Jill Lawless, Associated Press
LONDON — Thousands of endangered penguins have been coated with oil after a cargo ship ran aground and broke up on a remote British South Atlantic territory, officials and conservationists said Tuesday.
The shipwreck also threatens the lobster fishery that provides a livelihood to one of the world’s most isolated communities.
The Malta-registered MS Olivia was grounded on Nightingale Island in the Tristan da Cunha chain last week. The ship had been traveling from Brazil to Singapore and contained 1,500 metric tons (1,650 tons) of crude oil and a cargo of 60,000 metric tons (66,000 tons) of soya beans.
The ship’s 22 crew members were rescued before it broke in two.
Tristan da Cunha’s conservation officer, Trevor Glass, said oil was encircling Nightingale Island and called the situation “a disaster.”
The territory’s British administrator, Sean Burns, said more than half of about 500 birds gathered by rescue workers had been coated in oil. An environmentalist at the scene estimated that 20,000 penguins might be affected.
Tristan da Cunha is home to some 200,000 penguins, including almost half the world’s total of northern rockhopper penguins.

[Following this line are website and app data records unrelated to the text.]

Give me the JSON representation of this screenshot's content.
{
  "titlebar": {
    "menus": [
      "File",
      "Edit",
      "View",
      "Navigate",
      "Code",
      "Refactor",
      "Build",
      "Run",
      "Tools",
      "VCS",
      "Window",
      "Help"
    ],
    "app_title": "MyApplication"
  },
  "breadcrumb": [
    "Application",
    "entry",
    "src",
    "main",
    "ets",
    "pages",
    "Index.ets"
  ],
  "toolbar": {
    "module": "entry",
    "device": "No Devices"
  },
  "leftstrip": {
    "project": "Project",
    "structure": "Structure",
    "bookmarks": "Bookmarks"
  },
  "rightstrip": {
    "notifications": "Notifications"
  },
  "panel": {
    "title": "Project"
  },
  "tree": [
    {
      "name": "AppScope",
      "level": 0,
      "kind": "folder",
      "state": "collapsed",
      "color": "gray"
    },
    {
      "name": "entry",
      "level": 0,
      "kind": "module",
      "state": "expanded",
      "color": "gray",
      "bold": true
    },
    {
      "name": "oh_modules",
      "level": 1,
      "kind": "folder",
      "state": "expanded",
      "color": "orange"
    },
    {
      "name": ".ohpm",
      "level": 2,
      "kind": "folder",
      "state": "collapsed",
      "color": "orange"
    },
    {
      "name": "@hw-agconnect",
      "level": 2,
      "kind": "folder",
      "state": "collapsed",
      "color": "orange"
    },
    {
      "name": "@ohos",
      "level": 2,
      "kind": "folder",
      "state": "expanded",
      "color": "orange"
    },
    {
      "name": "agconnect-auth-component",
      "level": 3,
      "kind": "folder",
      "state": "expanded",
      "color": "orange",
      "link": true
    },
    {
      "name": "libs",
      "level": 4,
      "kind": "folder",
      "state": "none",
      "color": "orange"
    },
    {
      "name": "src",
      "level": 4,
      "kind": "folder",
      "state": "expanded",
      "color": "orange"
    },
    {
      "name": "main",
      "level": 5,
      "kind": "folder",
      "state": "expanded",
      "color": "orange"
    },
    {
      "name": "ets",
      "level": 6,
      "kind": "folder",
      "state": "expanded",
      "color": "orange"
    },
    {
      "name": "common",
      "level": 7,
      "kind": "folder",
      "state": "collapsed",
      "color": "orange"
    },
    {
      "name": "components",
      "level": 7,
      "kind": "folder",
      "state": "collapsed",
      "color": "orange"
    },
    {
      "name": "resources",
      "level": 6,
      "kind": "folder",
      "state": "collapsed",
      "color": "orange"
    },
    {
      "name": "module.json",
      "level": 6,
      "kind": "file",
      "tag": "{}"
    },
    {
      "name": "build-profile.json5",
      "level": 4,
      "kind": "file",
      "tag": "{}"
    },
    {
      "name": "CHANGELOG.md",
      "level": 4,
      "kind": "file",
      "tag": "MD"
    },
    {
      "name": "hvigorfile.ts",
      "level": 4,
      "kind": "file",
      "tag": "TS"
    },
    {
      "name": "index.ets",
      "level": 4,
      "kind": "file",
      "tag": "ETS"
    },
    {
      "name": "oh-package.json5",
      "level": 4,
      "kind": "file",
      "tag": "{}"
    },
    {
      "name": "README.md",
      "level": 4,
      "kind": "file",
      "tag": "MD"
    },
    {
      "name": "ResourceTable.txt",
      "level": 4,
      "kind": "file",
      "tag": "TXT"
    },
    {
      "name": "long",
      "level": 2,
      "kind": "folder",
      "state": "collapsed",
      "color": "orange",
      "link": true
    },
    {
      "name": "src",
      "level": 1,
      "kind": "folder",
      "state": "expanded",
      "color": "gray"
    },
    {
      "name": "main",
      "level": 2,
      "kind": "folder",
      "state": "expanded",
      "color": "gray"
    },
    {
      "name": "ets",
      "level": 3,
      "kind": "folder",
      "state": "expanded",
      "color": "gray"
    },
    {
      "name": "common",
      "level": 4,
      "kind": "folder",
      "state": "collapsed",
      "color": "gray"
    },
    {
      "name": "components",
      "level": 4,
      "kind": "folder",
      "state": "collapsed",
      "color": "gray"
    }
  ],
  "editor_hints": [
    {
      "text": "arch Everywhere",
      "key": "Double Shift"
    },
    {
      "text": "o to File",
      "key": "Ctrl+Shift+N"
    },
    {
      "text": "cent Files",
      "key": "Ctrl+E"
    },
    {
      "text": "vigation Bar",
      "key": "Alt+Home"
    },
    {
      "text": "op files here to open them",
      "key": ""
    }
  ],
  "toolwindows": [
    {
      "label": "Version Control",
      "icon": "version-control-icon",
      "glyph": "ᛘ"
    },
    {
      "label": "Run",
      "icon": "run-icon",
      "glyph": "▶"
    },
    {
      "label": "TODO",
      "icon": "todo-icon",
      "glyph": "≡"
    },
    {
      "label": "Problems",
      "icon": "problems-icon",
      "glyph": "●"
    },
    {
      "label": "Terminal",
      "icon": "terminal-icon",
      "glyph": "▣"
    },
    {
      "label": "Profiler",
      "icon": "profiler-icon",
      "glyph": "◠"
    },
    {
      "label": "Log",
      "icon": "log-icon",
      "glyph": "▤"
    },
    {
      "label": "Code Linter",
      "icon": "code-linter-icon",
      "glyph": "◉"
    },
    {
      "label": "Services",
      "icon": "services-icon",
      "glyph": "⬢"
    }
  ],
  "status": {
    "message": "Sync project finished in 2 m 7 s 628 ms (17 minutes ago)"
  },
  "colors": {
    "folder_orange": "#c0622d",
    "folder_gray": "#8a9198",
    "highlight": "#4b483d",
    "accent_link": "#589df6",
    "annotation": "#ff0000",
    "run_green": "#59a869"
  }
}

The bird is classed as endangered by the International Union for Conservation of Nature and Natural Resources.
Located midway between Africa and South America — more than 2,800 kilometers (1,700 miles) from the nearest land — Tristan da Cunha is home to about 275 people who rely on rock lobster fishing for their livelihood.
Burns said he had temporarily closed the area around Nightingale and nearby Inaccessible Island to fishing.
“We are concerned about the potential impact (the spill) may have on the spawning grounds,” Burns said. “The lobster fishery is what Tristan depends on. The revenue keeps this island afloat.”
Richard Cuthbert, a research biologist with Britain’s Royal Society for the Protection of Birds, said the wreck was “potentially disastrous for wildlife and the fishery-based economy of these remote islands.”
He said that alongside the threat to penguins and sea life, there was a risk rats from the ship could come ashore and eat the chicks and eggs of native seabirds.
“Nightingale is one of two large islands in the Tristan da Cunha group that are rodent-free,” Cuthbert said. “If rats gain a foothold, their impact would be devastating.
The islands’ remoteness was complicating clean-up efforts. Tristan da Cunha is usually accessible only by boats that sail nine times a year from Cape Town. Nightingale Island has no fresh water, so the penguins will have to be transported to the main island for cleaning.
A salvage tug from South Africa carrying a seabird specialist arrived in Tristan da Cunha on Monday and was assessing the environmental damage.
Officials said they hoped to bring another vessel carrying a penguin-cleaning team from Cape Town to the islands.
The British government said it was very concerned about the situation, but said it was too early to know what the economic and environmental damage to the islands would be.